I am honorary president of the American Humanist Association, having succeeded the late, great, spectacularly prolific writer and scientist, Dr. Isaac Asimov in that essentially functionless capacity. At an A.H.A. memorial service for my predecessor I said, “Isaac is up in Heaven now.” That was the funniest thing I could have said to an audience of humanists. It rolled them in the aisles. Mirth! Several minutes had to pass before something resembling solemnity could be restored. I made that joke, of course, before my first near-death experience — the accidental one.
So when my own time comes to join the choir invisible or whatever, God forbid, I hope someone will say, “He’s up in Heaven now.” Who really knows? I could have dreamed all this. My epitaph in any case? “Everything was beautiful. Nothing hurt.” I will have gotten off so light, whatever the heck it is that was going on.
I love this quote–it brings me near to tears whenever I read it–because it is a lie, but it’s a beautiful one.
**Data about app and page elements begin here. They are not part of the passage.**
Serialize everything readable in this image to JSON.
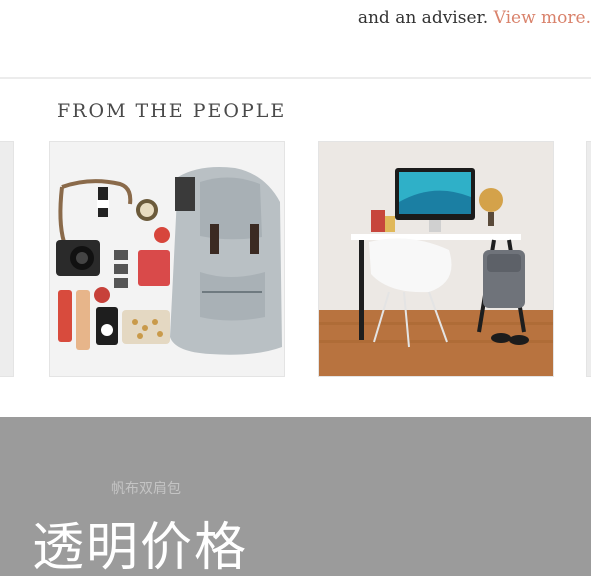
{
  "intro": {
    "text": "and an adviser.",
    "link": "View more."
  },
  "section": {
    "title": "FROM THE PEOPLE"
  },
  "promo": {
    "subtitle": "帆布双肩包",
    "title": "透明价格"
  },
  "colors": {
    "link": "#d9826b",
    "promo_bg": "#9b9b9b"
  }
}
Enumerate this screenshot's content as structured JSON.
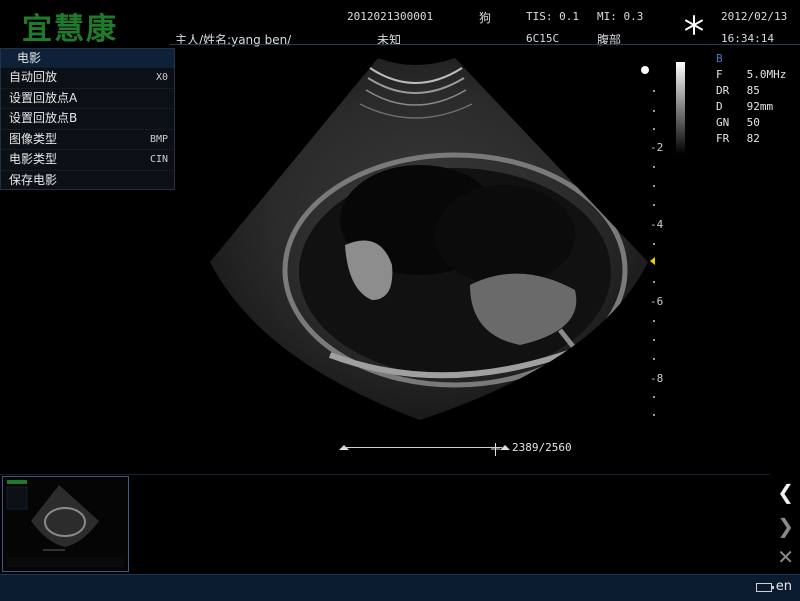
{
  "header": {
    "logo": "宜慧康",
    "patient_id": "2012021300001",
    "species": "狗",
    "tis": "TIS: 0.1",
    "mi": "MI: 0.3",
    "date": "2012/02/13",
    "owner": "主人/姓名:yang ben/",
    "sex": "未知",
    "probe": "6C15C",
    "exam": "腹部",
    "time": "16:34:14"
  },
  "cine_menu": {
    "title": "电影",
    "items": [
      {
        "label": "自动回放",
        "value": "X0"
      },
      {
        "label": "设置回放点A",
        "value": ""
      },
      {
        "label": "设置回放点B",
        "value": ""
      },
      {
        "label": "图像类型",
        "value": "BMP"
      },
      {
        "label": "电影类型",
        "value": "CIN"
      },
      {
        "label": "保存电影",
        "value": ""
      }
    ]
  },
  "params": {
    "mode": "B",
    "rows": [
      {
        "k": "F",
        "v": "5.0MHz"
      },
      {
        "k": "DR",
        "v": "85"
      },
      {
        "k": "D",
        "v": "92mm"
      },
      {
        "k": "GN",
        "v": "50"
      },
      {
        "k": "FR",
        "v": "82"
      }
    ]
  },
  "depth_scale": [
    "-2",
    "-4",
    "-6",
    "-8"
  ],
  "cine_counter": "2389/2560",
  "footer": {
    "language": "en"
  }
}
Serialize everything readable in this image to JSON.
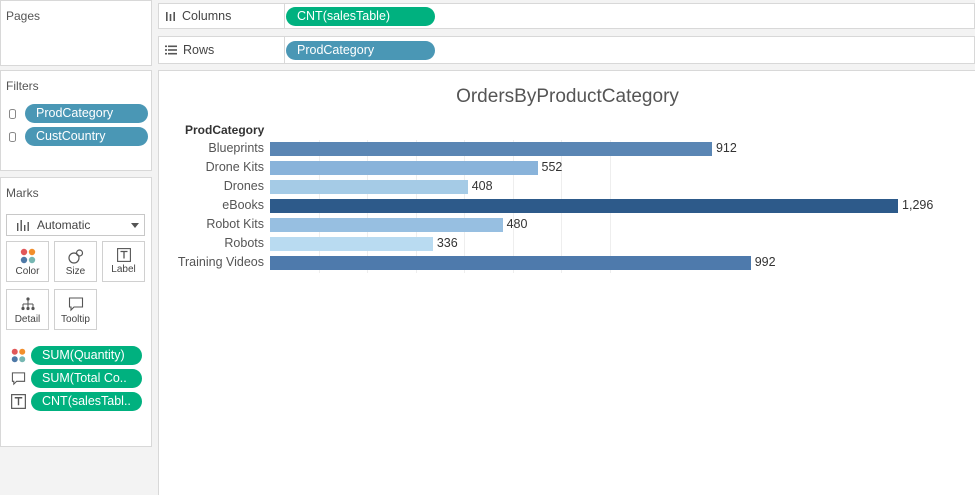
{
  "pages": {
    "title": "Pages"
  },
  "shelves": {
    "columns": {
      "label": "Columns",
      "pill": "CNT(salesTable)"
    },
    "rows": {
      "label": "Rows",
      "pill": "ProdCategory"
    }
  },
  "filters": {
    "title": "Filters",
    "items": [
      "ProdCategory",
      "CustCountry"
    ]
  },
  "marks": {
    "title": "Marks",
    "type": "Automatic",
    "buttons": [
      "Color",
      "Size",
      "Label",
      "Detail",
      "Tooltip"
    ],
    "fields": [
      {
        "icon": "color-icon",
        "label": "SUM(Quantity)"
      },
      {
        "icon": "tooltip-icon",
        "label": "SUM(Total Co.."
      },
      {
        "icon": "label-icon",
        "label": "CNT(salesTabl.."
      }
    ]
  },
  "chart_data": {
    "type": "bar",
    "orientation": "horizontal",
    "title": "OrdersByProductCategory",
    "row_header": "ProdCategory",
    "categories": [
      "Blueprints",
      "Drone Kits",
      "Drones",
      "eBooks",
      "Robot Kits",
      "Robots",
      "Training Videos"
    ],
    "values": [
      912,
      552,
      408,
      1296,
      480,
      336,
      992
    ],
    "value_labels": [
      "912",
      "552",
      "408",
      "1,296",
      "480",
      "336",
      "992"
    ],
    "colors": [
      "#5a86b4",
      "#89b3da",
      "#a5cbe6",
      "#2d5a8a",
      "#97bfe1",
      "#b9dbf1",
      "#4e7aac"
    ],
    "xlim": [
      0,
      1300
    ],
    "grid": true
  }
}
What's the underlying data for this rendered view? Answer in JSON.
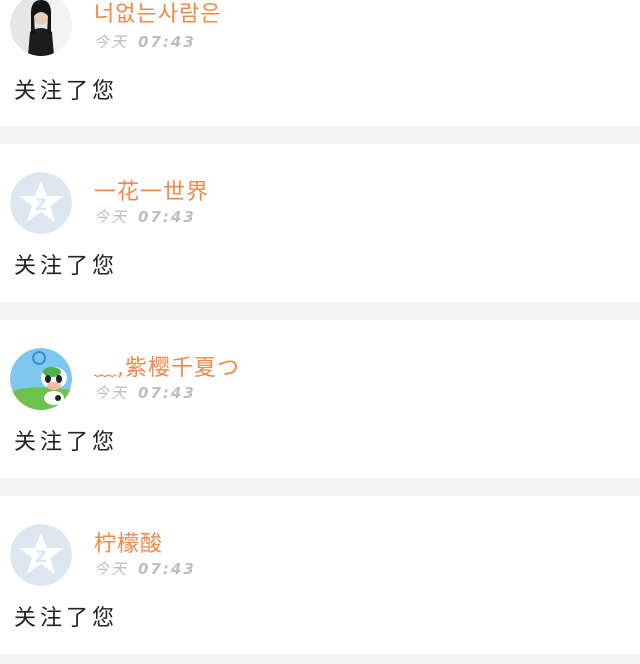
{
  "notifications": [
    {
      "avatar": "profile-photo-woman-icon",
      "username": "너없는사람은",
      "date_label": "今天",
      "time": "07:43",
      "action": "关注了您"
    },
    {
      "avatar": "default-star-avatar-icon",
      "username": "一花一世界",
      "date_label": "今天",
      "time": "07:43",
      "action": "关注了您"
    },
    {
      "avatar": "cartoon-cow-avatar-icon",
      "username": "﹏,紫樱千夏つ",
      "date_label": "今天",
      "time": "07:43",
      "action": "关注了您"
    },
    {
      "avatar": "default-star-avatar-icon",
      "username": "柠檬酸",
      "date_label": "今天",
      "time": "07:43",
      "action": "关注了您"
    }
  ],
  "colors": {
    "username": "#f08848",
    "time": "#bdbdbd",
    "action_text": "#222222",
    "separator": "#f4f4f4",
    "card_background": "#ffffff"
  }
}
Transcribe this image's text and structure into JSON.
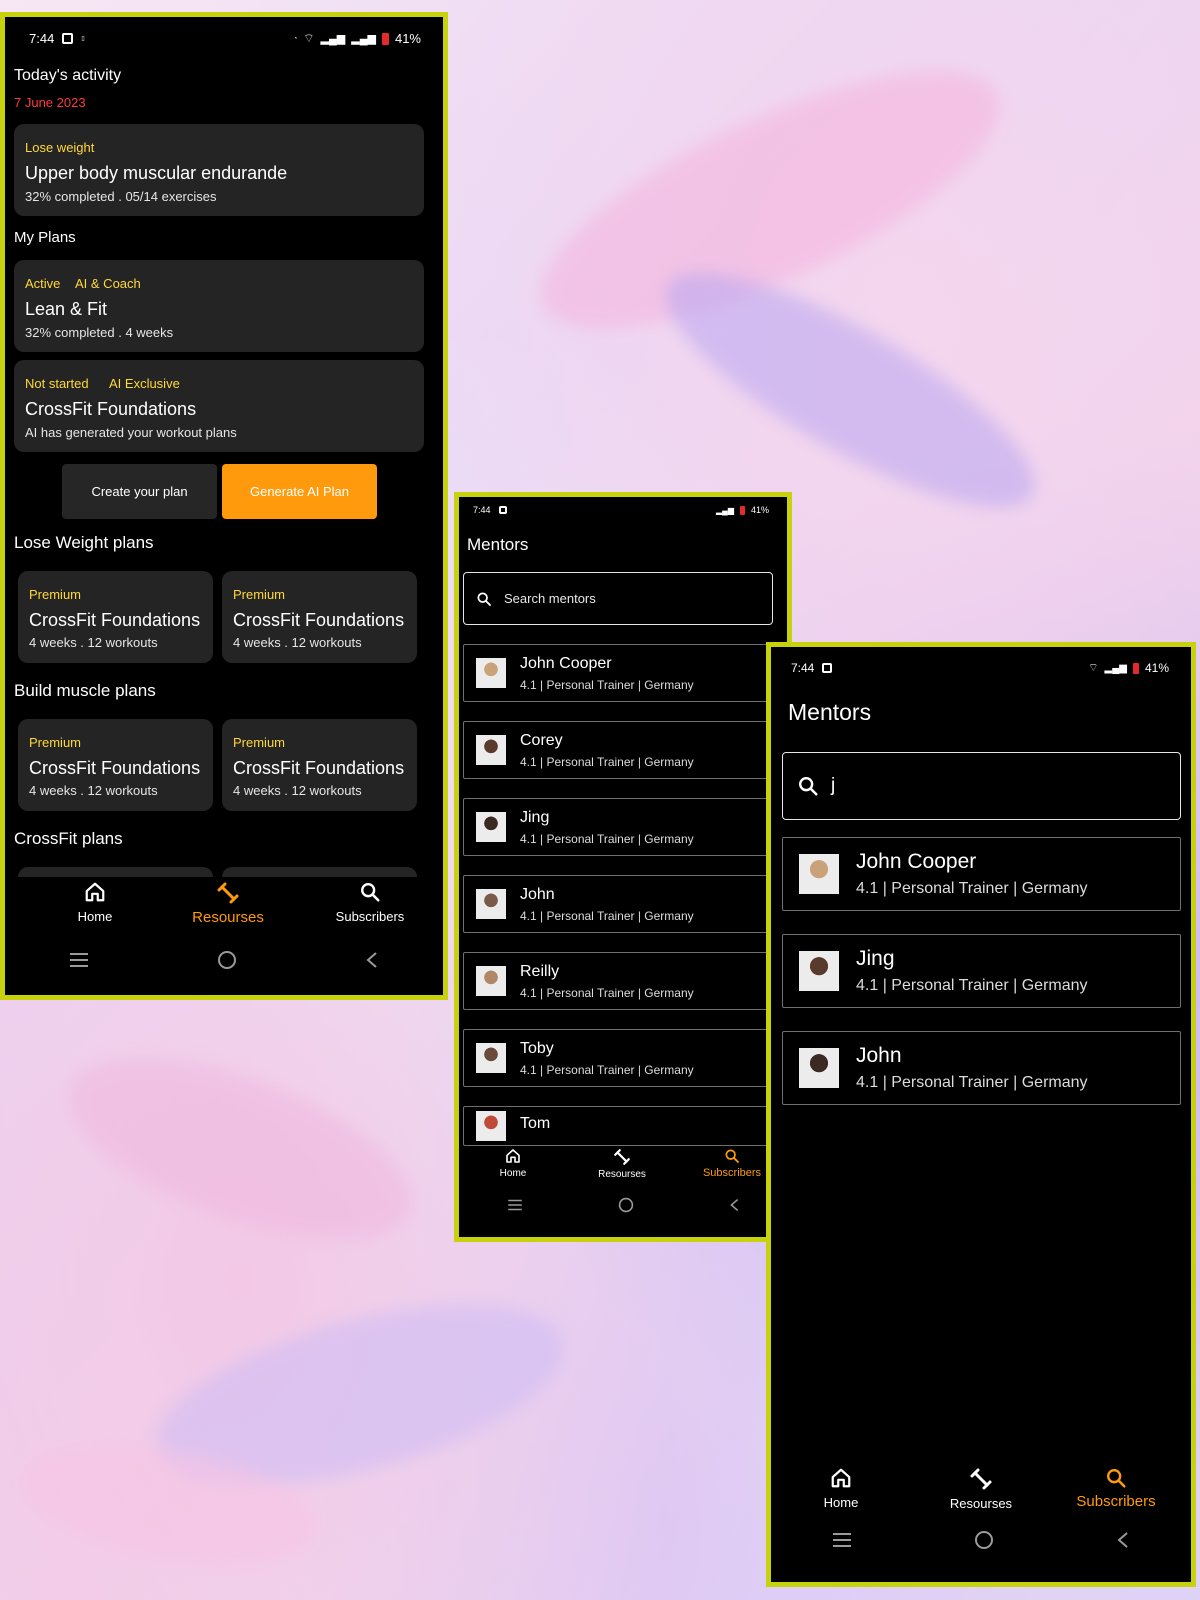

It’s the same lie I tell myself so that I can keep going. It’s the same lie I hope my kids believe. It’s the same lie that–despite calling it a lie–I hope turns out to be true. The lie, and as long as we see only with mortal eyes it will remain an earthly lie, is that one day we will see something that makes it all beautiful. That one day we will feel something that makes all the hurt go away. That one day we will understand something that quiets the confusion we carry with us through our lives every single damn day. That one day we will be together with the people we have missed so much. That even though I can never go back to my grandfather’s bookstore again, one day I’ll be able to see him again.
Until that great day of hope, we’re stuck here in the darkness. But we can still see lights. There are tiny sparks that whisper to us of the promise of dawn. I believe one day the lie will become truth. I believe one day the sun will rise. Until then? I want to gather to myself every one of these flickers of light that I can. While I live, there will never be enough beauty. And I want it all.